*Problem to solve:*
Reproduce the records below word for word.

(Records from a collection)
*** Begin section ***

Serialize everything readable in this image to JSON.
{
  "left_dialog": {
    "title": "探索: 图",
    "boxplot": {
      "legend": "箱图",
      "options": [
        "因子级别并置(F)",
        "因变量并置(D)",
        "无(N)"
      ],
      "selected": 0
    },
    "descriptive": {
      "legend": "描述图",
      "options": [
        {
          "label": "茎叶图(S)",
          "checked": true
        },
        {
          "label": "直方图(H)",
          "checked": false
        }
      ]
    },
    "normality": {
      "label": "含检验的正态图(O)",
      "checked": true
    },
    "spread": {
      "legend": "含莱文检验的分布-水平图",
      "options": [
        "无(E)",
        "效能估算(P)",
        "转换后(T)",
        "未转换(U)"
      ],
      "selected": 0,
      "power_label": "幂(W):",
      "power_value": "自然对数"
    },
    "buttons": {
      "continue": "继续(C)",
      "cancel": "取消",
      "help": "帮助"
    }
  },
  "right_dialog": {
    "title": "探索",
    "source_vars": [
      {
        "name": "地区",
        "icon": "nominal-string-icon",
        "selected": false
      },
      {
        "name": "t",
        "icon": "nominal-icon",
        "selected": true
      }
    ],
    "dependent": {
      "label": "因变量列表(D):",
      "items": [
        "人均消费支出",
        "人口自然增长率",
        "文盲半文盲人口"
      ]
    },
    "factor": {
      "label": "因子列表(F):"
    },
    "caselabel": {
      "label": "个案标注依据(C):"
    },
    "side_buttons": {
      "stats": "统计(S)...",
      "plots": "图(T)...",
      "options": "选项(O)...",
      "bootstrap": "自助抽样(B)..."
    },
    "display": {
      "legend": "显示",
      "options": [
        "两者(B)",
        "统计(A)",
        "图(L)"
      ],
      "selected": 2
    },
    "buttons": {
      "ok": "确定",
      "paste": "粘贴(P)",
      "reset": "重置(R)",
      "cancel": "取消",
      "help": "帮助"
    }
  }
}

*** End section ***

*Response for this exercise:*
Serialize everything readable in this image to JSON.
{
  "left_dialog": {
    "title": "探索: 图",
    "boxplot": {
      "legend": "箱图",
      "options": [
        "因子级别并置(F)",
        "因变量并置(D)",
        "无(N)"
      ],
      "selected": 0
    },
    "descriptive": {
      "legend": "描述图",
      "options": [
        {
          "label": "茎叶图(S)",
          "checked": true
        },
        {
          "label": "直方图(H)",
          "checked": false
        }
      ]
    },
    "normality": {
      "label": "含检验的正态图(O)",
      "checked": true
    },
    "spread": {
      "legend": "含莱文检验的分布-水平图",
      "options": [
        "无(E)",
        "效能估算(P)",
        "转换后(T)",
        "未转换(U)"
      ],
      "selected": 0,
      "power_label": "幂(W):",
      "power_value": "自然对数"
    },
    "buttons": {
      "continue": "继续(C)",
      "cancel": "取消",
      "help": "帮助"
    }
  },
  "right_dialog": {
    "title": "探索",
    "source_vars": [
      {
        "name": "地区",
        "icon": "nominal-string-icon",
        "selected": false
      },
      {
        "name": "t",
        "icon": "nominal-icon",
        "selected": true
      }
    ],
    "dependent": {
      "label": "因变量列表(D):",
      "items": [
        "人均消费支出",
        "人口自然增长率",
        "文盲半文盲人口"
      ]
    },
    "factor": {
      "label": "因子列表(F):"
    },
    "caselabel": {
      "label": "个案标注依据(C):"
    },
    "side_buttons": {
      "stats": "统计(S)...",
      "plots": "图(T)...",
      "options": "选项(O)...",
      "bootstrap": "自助抽样(B)..."
    },
    "display": {
      "legend": "显示",
      "options": [
        "两者(B)",
        "统计(A)",
        "图(L)"
      ],
      "selected": 2
    },
    "buttons": {
      "ok": "确定",
      "paste": "粘贴(P)",
      "reset": "重置(R)",
      "cancel": "取消",
      "help": "帮助"
    }
  }
}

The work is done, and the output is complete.